  • The Craft of History: History of the News
  • The Craft of History: Crime & Punishment in Historical Perspective
  • History Workshop: Historical Documentary Filmmaking
  • Europe, 1890-1945: The Experience of History
  • Europe, 1945 to the Present: Film and History
  • Modern France: Revolution to the Present
  • History Colloquium: The World in 1900, A Global History

Awards and Professional Memberships

  • American Historical Association
  • Society for French Historical Studies
  • Société pour l’histoire des médias
  • International Society for Cultural History
  • International Association for the History of Crime and Criminal Justice
  • Urban History Association
  • Amis de l’Académie Tunisienne des Sciences, des Lettres, et des Arts “Beït al-Hikma”


  • "The Myth of the Fourth Estate." Lapham's Quarterly (2012)
  • "How to Make an Anarchist-Terrorist: An Essay on the Political Imaginary in Fin-de-Siècle France." Journal of Social History (Winter 2010)
  • "The Mass Public in France." The Crowds Project, directed by Jeffrey T. Schnapp, Stanford Humanities Laboratory (2005)
  • "The Flâneur, the Badaud, and the Making of a Mass Public in France, circa 1860-1910," American Historical Review (February 2004)

Research Interests

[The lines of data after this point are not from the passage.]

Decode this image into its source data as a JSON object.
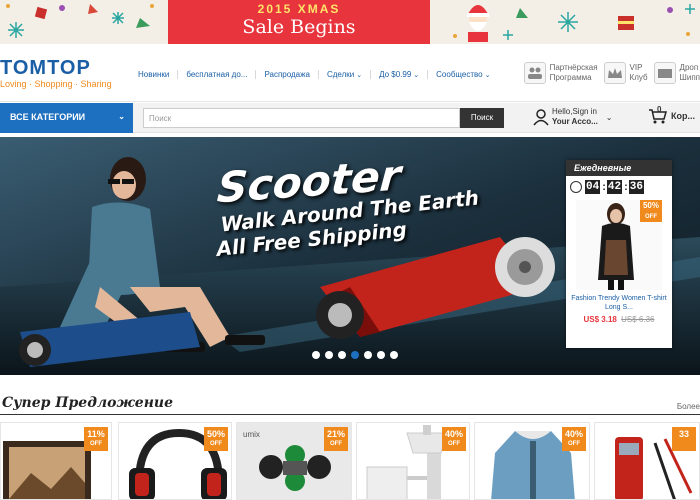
{
  "promo": {
    "year": "2015",
    "xmas": "XMAS",
    "sale": "Sale Begins"
  },
  "header": {
    "logo_name": "TOMTOP",
    "logo_tagline": "Loving · Shopping · Sharing",
    "nav": [
      {
        "label": "Новинки",
        "has_dropdown": false
      },
      {
        "label": "бесплатная до...",
        "has_dropdown": false
      },
      {
        "label": "Распродажа",
        "has_dropdown": false
      },
      {
        "label": "Сделки",
        "has_dropdown": true
      },
      {
        "label": "До $0.99",
        "has_dropdown": true
      },
      {
        "label": "Сообщество",
        "has_dropdown": true
      }
    ],
    "links": [
      {
        "line1": "Партнёрская",
        "line2": "Программа",
        "icon": "affiliate-icon"
      },
      {
        "line1": "VIP",
        "line2": "Клуб",
        "icon": "crown-icon"
      },
      {
        "line1": "Дроп",
        "line2": "Шипп",
        "icon": "dropship-icon"
      }
    ]
  },
  "search": {
    "categories_label": "ВСЕ КАТЕГОРИИ",
    "placeholder": "Поиск",
    "button_label": "Поиск",
    "account_line1": "Hello,Sign in",
    "account_line2": "Your Acco...",
    "cart_count": "0",
    "cart_label": "Кор..."
  },
  "hero": {
    "title": "Scooter",
    "line2": "Walk Around The Earth",
    "line3": "All Free Shipping",
    "slides": 7,
    "active_slide": 4
  },
  "deal": {
    "header": "Ежедневные",
    "timer": [
      "04",
      "42",
      "36"
    ],
    "discount": "50%",
    "discount_label": "OFF",
    "product": "Fashion Trendy Women T-shirt Long S...",
    "price_now": "US$ 3.18",
    "price_old": "US$ 6.36"
  },
  "super": {
    "title": "Супер Предложение",
    "more": "Более"
  },
  "products": [
    {
      "discount": "11%",
      "off": "OFF"
    },
    {
      "discount": "50%",
      "off": "OFF"
    },
    {
      "discount": "21%",
      "off": "OFF"
    },
    {
      "discount": "40%",
      "off": "OFF"
    },
    {
      "discount": "40%",
      "off": "OFF"
    },
    {
      "discount": "33",
      "off": ""
    }
  ],
  "colors": {
    "brand_blue": "#1d6fbf",
    "accent_orange": "#f08a1d",
    "promo_red": "#e8343d"
  }
}
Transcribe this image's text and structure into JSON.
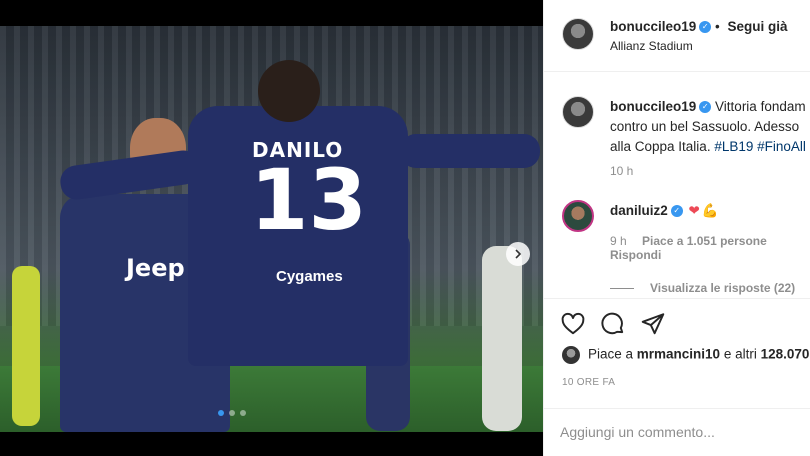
{
  "photo": {
    "jersey_name": "DANILO",
    "jersey_number": "13",
    "back_sponsor": "Cygames",
    "front_sponsor": "Jeep",
    "carousel": {
      "total_slides": 3,
      "active_slide": 1
    },
    "next_icon": "chevron-right-icon"
  },
  "header": {
    "username": "bonuccileo19",
    "verified_icon": "verified-badge-icon",
    "separator": "•",
    "follow_status": "Segui già",
    "location": "Allianz Stadium"
  },
  "caption": {
    "username": "bonuccileo19",
    "text_line1": "Vittoria fondam",
    "text_line2": "contro un bel Sassuolo. Adesso",
    "text_line3_prefix": "alla Coppa Italia. ",
    "hashtags": "#LB19 #FinoAll",
    "time": "10 h"
  },
  "comment": {
    "username": "daniluiz2",
    "heart_icon": "heart-emoji-icon",
    "muscle_icon": "flexed-biceps-emoji-icon",
    "time": "9 h",
    "likes": "Piace a 1.051 persone",
    "reply": "Rispondi",
    "view_replies": "Visualizza le risposte (22)"
  },
  "actions": {
    "like_icon": "heart-outline-icon",
    "comment_icon": "comment-bubble-icon",
    "share_icon": "paper-plane-icon",
    "likes_prefix": "Piace a ",
    "likes_user": "mrmancini10",
    "likes_suffix": " e altri ",
    "likes_count": "128.070",
    "date": "10 ORE FA"
  },
  "add_comment": {
    "placeholder": "Aggiungi un commento..."
  },
  "colors": {
    "link_blue": "#00376b",
    "verified_blue": "#3897f0",
    "heart_red": "#ed4956",
    "jersey_navy": "#242f66"
  }
}
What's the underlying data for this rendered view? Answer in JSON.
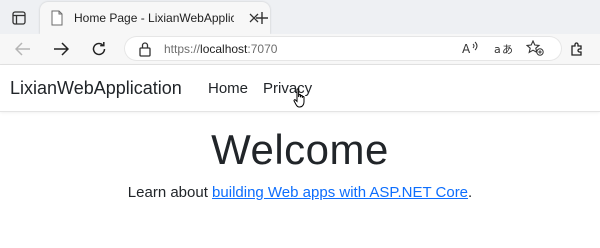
{
  "browser": {
    "tab": {
      "title": "Home Page - LixianWebApplicatio"
    },
    "address": {
      "protocol": "https://",
      "host": "localhost",
      "port": ":7070"
    },
    "icons": [
      "window-menu-icon",
      "page-favicon-icon",
      "close-icon",
      "plus-icon",
      "back-arrow-icon",
      "forward-arrow-icon",
      "refresh-icon",
      "lock-icon",
      "read-aloud-icon",
      "translate-icon",
      "favorite-star-icon",
      "extensions-icon"
    ]
  },
  "site": {
    "brand": "LixianWebApplication",
    "nav": [
      {
        "label": "Home"
      },
      {
        "label": "Privacy"
      }
    ]
  },
  "main": {
    "heading": "Welcome",
    "learn_prefix": "Learn about ",
    "learn_link": "building Web apps with ASP.NET Core",
    "learn_suffix": "."
  },
  "colors": {
    "link": "#0d6efd",
    "tabstrip": "#eef0f3",
    "toolbar": "#f7f7f7"
  }
}
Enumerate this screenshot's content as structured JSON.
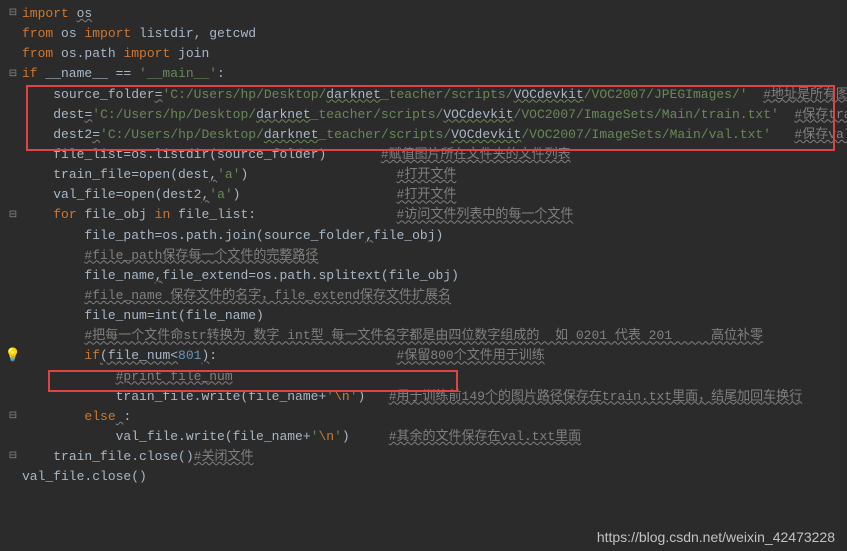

My research centers on the cultural history of France in the late nineteenth and early twentieth century. I’ve written on crime and catastrophe in the French press of the late nineteenth century, ideas of the mass public, the debates surrounding the anarchists of Paris in the 1890s, and ideals  of the press as fourth estate. I’ve also spent some time investigating the history of emotions, visual culture, early detective fiction and the anti-detective tradition, and the public execution in France. I’ve worked with students on aspects of local history, founding the Wooster Digital History Project.